I didn’t have a license and I didn’t have a car. Neither would be quick or cheap to come by and I needed to travel in the meantime.

And I’d never really liked driving. Unlike some of my contemporaries I was in no hurry to book my first driving lesson for my 17th birthday. I was past 18 before my parents started booking lessons for me. A mismatch of my instructor’s teaching style and my learning style contributed to slow progress, and when I hadn’t passed my test by the time I went to university the urgency, if ever there was any, had gone.

I now realise that driving would not necessarily have been quicker in evening commuter traffic. I think I assumed, as I see many people assume every day in the face of the evidence, that private motor transport must be the fastest way to travel.
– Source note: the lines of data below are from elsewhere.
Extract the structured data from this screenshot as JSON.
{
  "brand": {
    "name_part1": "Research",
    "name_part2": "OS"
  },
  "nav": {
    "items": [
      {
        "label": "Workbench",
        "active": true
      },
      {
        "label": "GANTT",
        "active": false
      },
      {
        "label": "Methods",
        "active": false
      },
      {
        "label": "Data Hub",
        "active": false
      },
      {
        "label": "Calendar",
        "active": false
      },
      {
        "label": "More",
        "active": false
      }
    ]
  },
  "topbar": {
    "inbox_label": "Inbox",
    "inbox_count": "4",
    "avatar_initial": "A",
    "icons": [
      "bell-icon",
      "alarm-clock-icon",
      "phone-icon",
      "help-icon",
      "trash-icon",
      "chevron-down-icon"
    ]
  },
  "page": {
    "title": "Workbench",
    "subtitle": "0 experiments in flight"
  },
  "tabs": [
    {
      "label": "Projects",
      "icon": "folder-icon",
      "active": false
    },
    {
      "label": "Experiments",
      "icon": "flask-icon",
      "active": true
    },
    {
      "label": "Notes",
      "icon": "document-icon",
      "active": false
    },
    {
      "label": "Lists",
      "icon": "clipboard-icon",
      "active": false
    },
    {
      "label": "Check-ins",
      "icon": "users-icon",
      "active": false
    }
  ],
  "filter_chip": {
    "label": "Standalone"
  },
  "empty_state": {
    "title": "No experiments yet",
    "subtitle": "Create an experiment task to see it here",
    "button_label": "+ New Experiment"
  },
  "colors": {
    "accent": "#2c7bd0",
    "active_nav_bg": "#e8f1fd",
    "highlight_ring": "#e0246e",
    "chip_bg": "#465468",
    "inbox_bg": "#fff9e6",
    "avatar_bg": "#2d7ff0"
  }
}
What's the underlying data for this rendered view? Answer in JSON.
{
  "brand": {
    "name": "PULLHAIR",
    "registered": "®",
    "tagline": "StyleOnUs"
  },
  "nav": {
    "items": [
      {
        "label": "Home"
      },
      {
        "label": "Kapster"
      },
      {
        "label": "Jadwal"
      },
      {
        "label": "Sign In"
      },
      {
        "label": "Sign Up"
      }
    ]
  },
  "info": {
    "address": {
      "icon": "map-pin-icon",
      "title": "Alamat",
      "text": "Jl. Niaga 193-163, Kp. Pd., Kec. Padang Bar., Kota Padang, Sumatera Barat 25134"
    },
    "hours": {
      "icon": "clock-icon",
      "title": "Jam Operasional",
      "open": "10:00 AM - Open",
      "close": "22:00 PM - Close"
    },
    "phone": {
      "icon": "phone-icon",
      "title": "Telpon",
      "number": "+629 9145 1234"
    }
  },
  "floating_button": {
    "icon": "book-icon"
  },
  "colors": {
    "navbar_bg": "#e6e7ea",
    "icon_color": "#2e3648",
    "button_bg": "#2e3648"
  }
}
Why not take the bus?

If you live in Cambridge you probably wouldn’t ask this. If you can walk, walking is usually faster. Local public transport is expensive and slow and unreliable. I think I did look a bus timetable for my journey but there were no buses that would help.

 So… Cycling then.

So, a lack of good alternatives was why I started cycling. I evangelise about the benefits to health and environment now, but these were far from my mind when I took it up, and were in any case the same as the benefits of walking. By switching from walking to cycling I had only gained time.

I didn’t think about safety. I didn’t think about weather. I didn’t think about what I needed to carry. I didn’t think about maintenance. I didn’t think about half the things people cite as reasons for not cycling. I had no other options: I would make it work.

Initially I borrowed my employer’s bike, a great heavy rusted thing with a wicker basket on the front. He rarely used it. Within a couple of weeks I had bought my own: £100 new hybrid. I used it for 18 months before getting a more expensive one which I still use now, although I’ve added two more bikes for the fun stuff.

What, if anything, does this tell us about how we can get more people cycling?

Did it help that I lived in a city where cycling is relatively normal? I think so. Almost none of my friends cycled at the time, but I had a cultural awareness that cycling was a mode of transport. The city was covered in roads with shared-use paths and cycle lanes, which I quickly started to ignore, but never-the-less their presence indicated that cycling was an expected activity. It meant that cycling was in my mind as an option, when in another place it might not have been.

People don’t consider new modes of transport on a daily basis. If it were not for the time factor for this particular journey I wouldn’t have re-considered my mode of transport, but once I was used to cycling it replaced and sped up many of my other journeys. It’s when people move jobs, or move house that they will be most susceptible to modal change.

People are short-term self-interested. I didn’t think ‘I would drive / take the bus but it’s not environmentally friendly and will reduce my fitness’. I thought: ‘It’s too expensive and too impractical’.

There are a number of specifics of my situation which are not universal, but there is one principle which made the decision: I cycled because it was the best way to meet my travel needs at the time. Cycling needs to look normal, obvious and easy. How we make it look normal, obvious and easy is the larger discussion.